Filter the records down to the lines that hold the word "heading", and copy each of those lines.

++++ Raw data ++++

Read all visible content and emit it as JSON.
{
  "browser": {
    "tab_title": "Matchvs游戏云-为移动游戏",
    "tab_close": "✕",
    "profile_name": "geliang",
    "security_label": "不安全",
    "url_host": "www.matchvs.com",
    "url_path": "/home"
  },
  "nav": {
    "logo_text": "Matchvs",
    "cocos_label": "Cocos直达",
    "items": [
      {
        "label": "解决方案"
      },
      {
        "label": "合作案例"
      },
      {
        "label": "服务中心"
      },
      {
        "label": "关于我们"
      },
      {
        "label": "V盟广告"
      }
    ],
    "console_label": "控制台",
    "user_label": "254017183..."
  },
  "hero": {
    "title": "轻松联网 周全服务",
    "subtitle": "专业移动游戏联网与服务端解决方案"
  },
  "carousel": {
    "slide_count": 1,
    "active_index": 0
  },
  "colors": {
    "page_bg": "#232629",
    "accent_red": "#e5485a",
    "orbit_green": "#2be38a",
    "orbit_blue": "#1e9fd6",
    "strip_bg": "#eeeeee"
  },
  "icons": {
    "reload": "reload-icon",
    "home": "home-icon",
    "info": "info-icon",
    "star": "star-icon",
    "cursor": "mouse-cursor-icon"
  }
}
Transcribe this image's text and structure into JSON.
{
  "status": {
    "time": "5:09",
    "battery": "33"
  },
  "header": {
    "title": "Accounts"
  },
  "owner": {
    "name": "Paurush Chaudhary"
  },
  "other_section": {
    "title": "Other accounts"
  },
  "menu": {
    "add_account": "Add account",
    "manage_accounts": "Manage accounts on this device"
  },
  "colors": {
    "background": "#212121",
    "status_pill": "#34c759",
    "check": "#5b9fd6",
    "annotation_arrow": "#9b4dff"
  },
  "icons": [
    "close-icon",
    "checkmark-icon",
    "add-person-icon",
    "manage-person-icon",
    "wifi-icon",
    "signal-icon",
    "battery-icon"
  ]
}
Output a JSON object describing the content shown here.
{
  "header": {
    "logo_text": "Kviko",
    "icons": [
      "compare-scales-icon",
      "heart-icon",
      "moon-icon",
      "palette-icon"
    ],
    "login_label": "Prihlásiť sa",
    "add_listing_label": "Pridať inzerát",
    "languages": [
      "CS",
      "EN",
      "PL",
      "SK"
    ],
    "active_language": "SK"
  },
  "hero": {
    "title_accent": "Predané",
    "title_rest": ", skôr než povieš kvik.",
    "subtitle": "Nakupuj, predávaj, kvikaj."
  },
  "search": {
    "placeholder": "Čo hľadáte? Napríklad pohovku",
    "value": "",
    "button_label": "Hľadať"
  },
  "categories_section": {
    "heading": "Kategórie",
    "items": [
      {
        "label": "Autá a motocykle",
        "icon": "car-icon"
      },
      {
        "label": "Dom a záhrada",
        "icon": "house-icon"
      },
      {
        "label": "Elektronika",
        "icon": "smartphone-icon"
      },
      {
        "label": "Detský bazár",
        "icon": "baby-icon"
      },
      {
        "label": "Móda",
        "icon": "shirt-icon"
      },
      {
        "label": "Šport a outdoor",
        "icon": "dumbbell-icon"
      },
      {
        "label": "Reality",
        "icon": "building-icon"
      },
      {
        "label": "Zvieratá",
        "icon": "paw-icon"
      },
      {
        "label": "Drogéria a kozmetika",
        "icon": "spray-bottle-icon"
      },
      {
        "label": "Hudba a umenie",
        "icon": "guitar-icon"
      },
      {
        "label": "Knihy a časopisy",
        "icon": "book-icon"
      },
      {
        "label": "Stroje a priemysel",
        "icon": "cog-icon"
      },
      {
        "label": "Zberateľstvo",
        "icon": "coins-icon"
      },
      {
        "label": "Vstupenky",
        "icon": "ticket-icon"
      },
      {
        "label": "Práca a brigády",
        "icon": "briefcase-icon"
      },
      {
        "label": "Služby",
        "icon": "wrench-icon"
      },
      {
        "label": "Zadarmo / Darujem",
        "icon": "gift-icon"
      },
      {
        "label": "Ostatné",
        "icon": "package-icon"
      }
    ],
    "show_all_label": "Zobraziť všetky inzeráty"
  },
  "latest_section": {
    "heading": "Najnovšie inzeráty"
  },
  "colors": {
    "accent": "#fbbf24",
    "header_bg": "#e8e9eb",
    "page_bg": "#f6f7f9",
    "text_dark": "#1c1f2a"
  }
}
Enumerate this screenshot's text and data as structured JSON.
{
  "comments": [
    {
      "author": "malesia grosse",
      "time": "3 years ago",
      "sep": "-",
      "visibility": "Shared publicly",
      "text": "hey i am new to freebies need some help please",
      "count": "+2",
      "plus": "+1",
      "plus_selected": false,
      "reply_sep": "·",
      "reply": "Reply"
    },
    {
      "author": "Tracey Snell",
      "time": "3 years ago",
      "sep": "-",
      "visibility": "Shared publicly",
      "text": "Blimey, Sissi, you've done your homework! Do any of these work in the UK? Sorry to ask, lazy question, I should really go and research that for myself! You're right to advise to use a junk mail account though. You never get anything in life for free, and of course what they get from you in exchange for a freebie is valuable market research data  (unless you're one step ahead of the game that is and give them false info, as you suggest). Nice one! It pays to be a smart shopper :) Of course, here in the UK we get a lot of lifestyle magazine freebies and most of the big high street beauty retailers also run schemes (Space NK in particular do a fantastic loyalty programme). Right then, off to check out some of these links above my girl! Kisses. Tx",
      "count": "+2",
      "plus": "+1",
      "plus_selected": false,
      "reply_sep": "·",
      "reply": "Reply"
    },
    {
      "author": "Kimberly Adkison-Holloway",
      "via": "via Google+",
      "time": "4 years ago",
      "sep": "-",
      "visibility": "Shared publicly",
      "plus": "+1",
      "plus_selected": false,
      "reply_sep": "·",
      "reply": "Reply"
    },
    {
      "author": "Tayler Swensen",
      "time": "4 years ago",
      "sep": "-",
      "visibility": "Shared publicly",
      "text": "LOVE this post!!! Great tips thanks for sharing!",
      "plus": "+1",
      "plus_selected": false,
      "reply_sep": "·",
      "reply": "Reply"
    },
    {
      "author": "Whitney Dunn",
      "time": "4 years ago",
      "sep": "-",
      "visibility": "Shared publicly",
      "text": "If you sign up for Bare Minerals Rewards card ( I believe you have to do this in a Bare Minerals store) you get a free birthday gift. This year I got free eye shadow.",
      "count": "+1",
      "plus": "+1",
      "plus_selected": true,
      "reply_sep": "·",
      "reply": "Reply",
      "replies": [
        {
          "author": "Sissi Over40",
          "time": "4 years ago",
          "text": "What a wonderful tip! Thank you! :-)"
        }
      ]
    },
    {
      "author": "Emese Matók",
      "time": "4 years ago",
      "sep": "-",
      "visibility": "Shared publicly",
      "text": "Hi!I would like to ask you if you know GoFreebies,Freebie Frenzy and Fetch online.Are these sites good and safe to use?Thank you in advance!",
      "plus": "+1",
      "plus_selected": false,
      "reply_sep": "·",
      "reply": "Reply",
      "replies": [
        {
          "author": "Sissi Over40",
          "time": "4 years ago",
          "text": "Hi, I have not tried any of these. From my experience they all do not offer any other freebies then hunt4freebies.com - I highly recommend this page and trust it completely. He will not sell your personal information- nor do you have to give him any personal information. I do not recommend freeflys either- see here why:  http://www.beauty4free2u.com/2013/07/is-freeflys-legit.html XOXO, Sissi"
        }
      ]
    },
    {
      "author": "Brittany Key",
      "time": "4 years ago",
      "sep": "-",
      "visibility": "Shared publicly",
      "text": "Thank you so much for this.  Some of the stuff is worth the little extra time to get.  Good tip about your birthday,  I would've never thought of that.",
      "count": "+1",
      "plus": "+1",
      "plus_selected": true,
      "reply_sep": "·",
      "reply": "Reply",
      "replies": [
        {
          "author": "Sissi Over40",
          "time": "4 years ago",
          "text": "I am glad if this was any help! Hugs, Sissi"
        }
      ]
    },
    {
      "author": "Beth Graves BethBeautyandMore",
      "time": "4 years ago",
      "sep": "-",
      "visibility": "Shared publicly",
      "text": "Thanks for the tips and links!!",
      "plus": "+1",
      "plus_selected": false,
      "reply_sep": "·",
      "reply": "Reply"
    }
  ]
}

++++

[Result of the task]
    "heading": "Kategórie",
    "heading": "Najnovšie inzeráty"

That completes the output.